In particular, we need to complete the Capital Markets Union as a priority to ensure that industry has access to the finance it needs to innovate and to grow. Overall, we have made 67 proposals to help complete the Single Market, 31 of them still need to be agreed by the co-legislators – Parliament and Council of Ministers. This should be our focus for the weeks and months ahead.
But at the same time, we must also look further ahead. We are in the process of discussing our new long-term budget for 2021-2027. This is about choosing what we want our Union to achieve. This is why the Commission's proposals focused on the areas that matter the most – and where investment can really add value.
The future of Europe's industry will depend on its ability to adapt by investing in new technologies and embracing the digital and ecological transitions. This is why when it comes to industry, we have put our money where our mouth is – right across the board. Funding for research and innovation will be increased by 50% to reach EUR 100billion. A Digital Europe Programme worth EUR 9 billion will support Europe's digital transformation. A quarter of our budget will support our clean energy, climate and sustainable development targets. And we will take our successful Investment Plan for Europe to the next level with the new InvestEU programme.
This shows how industry will be central to the future of our economy. But for me, like for so many others here in this room, industry is also personal. My own father was a steelworker. The steel plant was the heart and soul of our local community in the deep south of Luxembourg. What I saw growing up still shapes the way I see the world today. I saw honest, hard-working people developing their skills, contributing to society and earning a fair wage. I saw how industry was firstly about people and I saw the stability that industry gave to my family.
Of course, industry today looks very, very different.
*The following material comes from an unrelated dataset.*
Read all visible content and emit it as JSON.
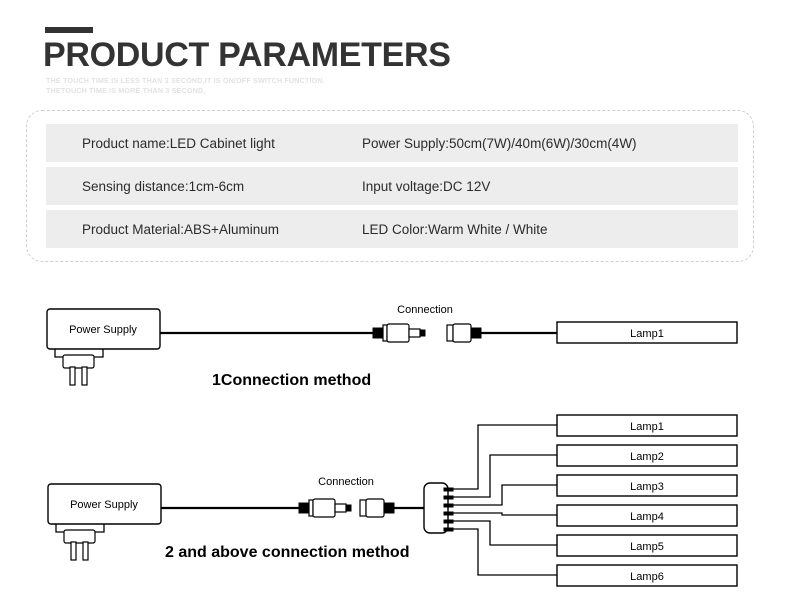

Technologies have changed, ways of working are different. Climate change poses as many major challenges as it does opportunities for European companies to take the lead globally. But ultimately, Europe is still an industrial society – both at heart and in practice. And we should still always think about what our economy can do for people – rather than what people can do for the economy. This is why I have made the European Pillar of Social Rights a personal priority. It is about ensuring things like equal pay for equal work in the same place. It is about providing a work-life balance so that everyone can have stability at home and stability at work. It is about equipping people with the right skills in the changing world of work.
Around a third of European employers say they cannot find people with the right skills to grow and innovate. 44% of Europeans still lack basic digital skills. And yet we have still have many high qualified young people in jobs that do not match their profiles. Our New Skills Agenda for Europe is helping to plug the skills gap and support workers young and old to develop new skills for today's job market. When it comes to adapting to the modern world, skills and jobs should be our number one priority.
Ladies and Gentlemen, dear friends,
You will hear today a lot about how globalisation will shape the future of our industry. But I believe that if we are ambitious and can make the most of our potential, Europe and its industry can help to shape the future of fair globalisation. Yes, there will be challenges. But Europe's industry has always shown its willingness and ability to adapt. And this is what it must continue to do.
Thank you for listening.